When asked for "one word to describe your album," Julius Windisch settles on dramawhich is indeed accurate, if not necessarily in the most obvious way. The pianist's eponymous quintet has its own feel for excitement, but it's a subtle variety without any hint of pomp or bombast. (Another illustrative tidbit: for the followup question of "one word to describe your music," his answer is simply music.)
The pieces that comprise the band's debut (all penned by the leader) don't sink to being overt or emotive; instead they're built around smart frameworks that allow an unpredictable push and pull between the instruments throughout. "Swing" arguably shows it the most by alternating easy 4/4 solos with spiky off-metered piano chords practically designed to confound any attempts at toe-tapping. Regardless of whether Windisch is breezily coasting or perversely making things tricky, the dual-horn frontline take both equally in stride. The stop-and-start approach is common elsewhere (see the gradual lope-into-frenzy through "Orientierungslosigkeit" or the viscerally propulsive "Nein Danke"), but even when the players may be meshing different time patterns, there's usually little difficulty in finding a pattern to follow in there somewhere.

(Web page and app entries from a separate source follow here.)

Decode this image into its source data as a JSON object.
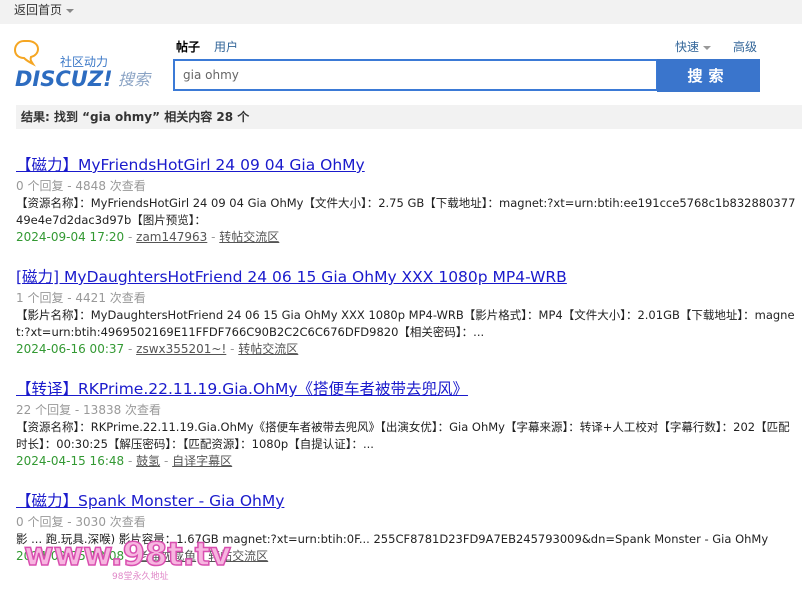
{
  "top": {
    "back_home": "返回首页"
  },
  "logo": {
    "brand": "DISCUZ!",
    "tagline": "社区动力",
    "search_word": "搜索"
  },
  "search": {
    "tabs": [
      {
        "label": "帖子",
        "active": true
      },
      {
        "label": "用户",
        "active": false
      }
    ],
    "quick": "快速",
    "advanced": "高级",
    "query": "gia ohmy",
    "button": "搜索"
  },
  "summary": "结果: 找到 “gia ohmy” 相关内容 28 个",
  "results": [
    {
      "title": "【磁力】MyFriendsHotGirl 24 09 04 Gia OhMy",
      "stats": "0 个回复 - 4848 次查看",
      "snippet": "【资源名称】：MyFriendsHotGirl 24 09 04 Gia OhMy【文件大小】：2.75 GB【下载地址】：magnet:?xt=urn:btih:ee191cce5768c1b83288037749e4e7d2dac3d97b【图片预览】：",
      "date": "2024-09-04 17:20",
      "author": "zam147963",
      "forum": "转帖交流区"
    },
    {
      "title": "[磁力] MyDaughtersHotFriend 24 06 15 Gia OhMy XXX 1080p MP4-WRB",
      "stats": "1 个回复 - 4421 次查看",
      "snippet": "【影片名称】：MyDaughtersHotFriend 24 06 15 Gia OhMy XXX 1080p MP4-WRB【影片格式】：MP4【文件大小】：2.01GB【下载地址】：magnet:?xt=urn:btih:4969502169E11FFDF766C90B2C2C6C676DFD9820【相关密码】：...",
      "date": "2024-06-16 00:37",
      "author": "zswx355201~!",
      "forum": "转帖交流区"
    },
    {
      "title": "【转译】RKPrime.22.11.19.Gia.OhMy《搭便车者被带去兜风》",
      "stats": "22 个回复 - 13838 次查看",
      "snippet": "【资源名称】：RKPrime.22.11.19.Gia.OhMy《搭便车者被带去兜风》【出演女优】：Gia OhMy【字幕来源】：转译+人工校对【字幕行数】：202【匹配时长】：00:30:25【解压密码】：【匹配资源】：1080p【自提认证】：...",
      "date": "2024-04-15 16:48",
      "author": "鼓氢",
      "forum": "自译字幕区"
    },
    {
      "title": "【磁力】Spank Monster - Gia OhMy",
      "stats": "0 个回复 - 3030 次查看",
      "snippet": "影 ... 跑.玩具.深喉) 影片容量：1.67GB magnet:?xt=urn:btih:0F... 255CF8781D23FD9A7EB245793009&dn=Spank Monster - Gia OhMy",
      "date": "2024-02-25 18:08",
      "author": "老猫枕咸鱼",
      "forum": "转帖交流区"
    }
  ],
  "watermark": {
    "text": "www.98t.tv",
    "sub": "98堂永久地址"
  }
}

The leader's staggered block chords pair particularly well with Philipp Leibundgut's jittery clattering behind the drum kit. All the same, it's hard to pick out any individual as a standout. The group's egalitarian symmetry makes one key factor in what Drama aims to accomplish; we occasionally find most or all of them wailing away seemingly with abandon when the music builds, but they fly together without getting crowded enough to step on each other's figurative toes. When the moment calls for empty space, they have no problem winding down to a crawl instead. There's no good way to classify any of it, but that's precisely the pointjazz's familiar forms may serve as guideposts, but Windisch and crew are already looking past them into semi-abstract territory that doesn't really have a name or a map.

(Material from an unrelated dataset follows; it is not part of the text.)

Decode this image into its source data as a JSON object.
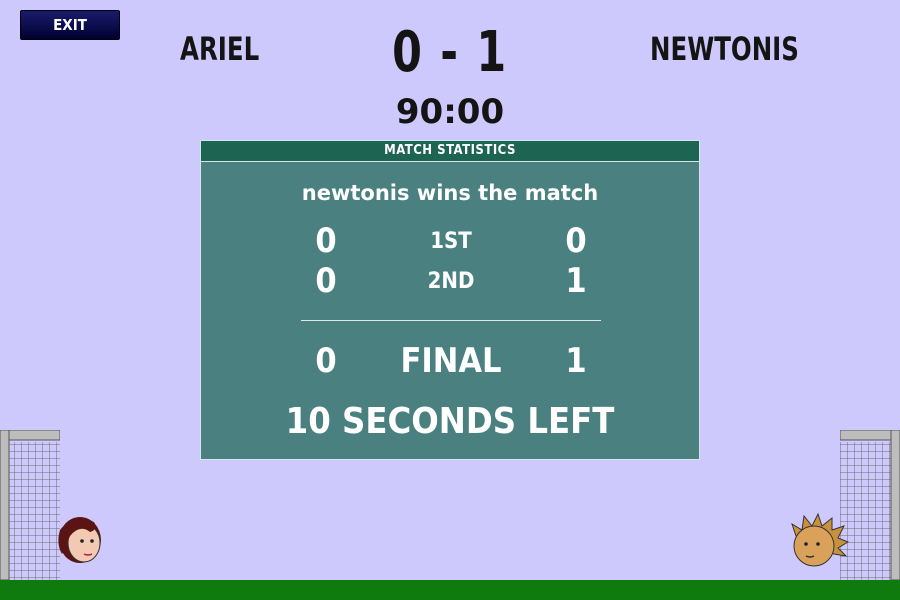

Jazz is for me the most important cultural revolution of the 20th century and I'm proud to
play this kind of music. For me, jazz is more than a kind of music, it's the best way of playing
any musical material.